DAMN°: So, as an experienced designer from the Netherlands, you are now holding salons in London on the meaning of design for an international audience of dedicated professionals, who – because of Brexit – will soon not be there anymore?
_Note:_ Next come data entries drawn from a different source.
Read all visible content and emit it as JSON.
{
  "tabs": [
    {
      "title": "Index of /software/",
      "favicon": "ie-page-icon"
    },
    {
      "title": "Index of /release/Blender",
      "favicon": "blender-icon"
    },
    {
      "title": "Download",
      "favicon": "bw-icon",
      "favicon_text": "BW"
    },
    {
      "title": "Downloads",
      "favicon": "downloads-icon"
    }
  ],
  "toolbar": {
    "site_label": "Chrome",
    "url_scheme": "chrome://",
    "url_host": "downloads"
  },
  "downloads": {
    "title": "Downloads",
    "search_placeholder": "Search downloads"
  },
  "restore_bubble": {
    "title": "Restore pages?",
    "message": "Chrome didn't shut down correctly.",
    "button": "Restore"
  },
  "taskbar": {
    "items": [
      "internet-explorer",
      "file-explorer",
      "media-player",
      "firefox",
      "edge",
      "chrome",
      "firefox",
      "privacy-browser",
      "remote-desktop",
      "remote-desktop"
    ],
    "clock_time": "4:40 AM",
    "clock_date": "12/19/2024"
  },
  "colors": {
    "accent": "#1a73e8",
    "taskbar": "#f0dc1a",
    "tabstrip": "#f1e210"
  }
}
IH: The salons began with informal gatherings of about 20 people in my small studio, but these now take place in a different East London studio each time. Professionals from the design scene (designers, writers, manufacturers, curators, etc.) participate in the discussions, and it’s really a bonus to all meet together rather than each group being on its own. Apart from that, I get loads of help from wonderful people like Gareth Williams, Daniel Charny, Johanna Agerman Ross, Max Fraser, and Anna Bates – who chair/moderate the salons. During Clerkenwell Design Week and the London Design Festival I curated talks for bigger audiences at the V&A and other venues, which involved on-stage conversations between UK and NL designers. I also started-up a project with young designers and Opendesk, an online open-source platform. We investigated the future of open-source production and the workspace. In addition, I made an installation in the Furniture Galleries at the Victoria and Albert Museum called Cuckoo Eggs, rethinking and updating furniture at the V&A for 2017 and beyond, where I placed drawings, notes, and remarks on the permanent displays, tapping into the history and future of furniture design. The visitors were interested in those reflections, and it proved a nice way for me to organise my brain. I think we need to pose questions in order to become better designers. Some might say it’s a very Dutch approach, but I believe this questioning is something that has meanwhile become a habit in other places too, and even the world of Dutch design has moved on from being an isolated situation like Brexit. Dutch design is not an island on its own, and London is a good spot for my salons.

exhibition view 'Cuckoo Eggs' at the V&A.
Furniture is Not Working, at Brompton Design District London a popup exhibition during LDF, by Ineke Hans Salon, Opendesk and 4 young UK-NL designers
popup expo Furniture is not working, at Brompton Design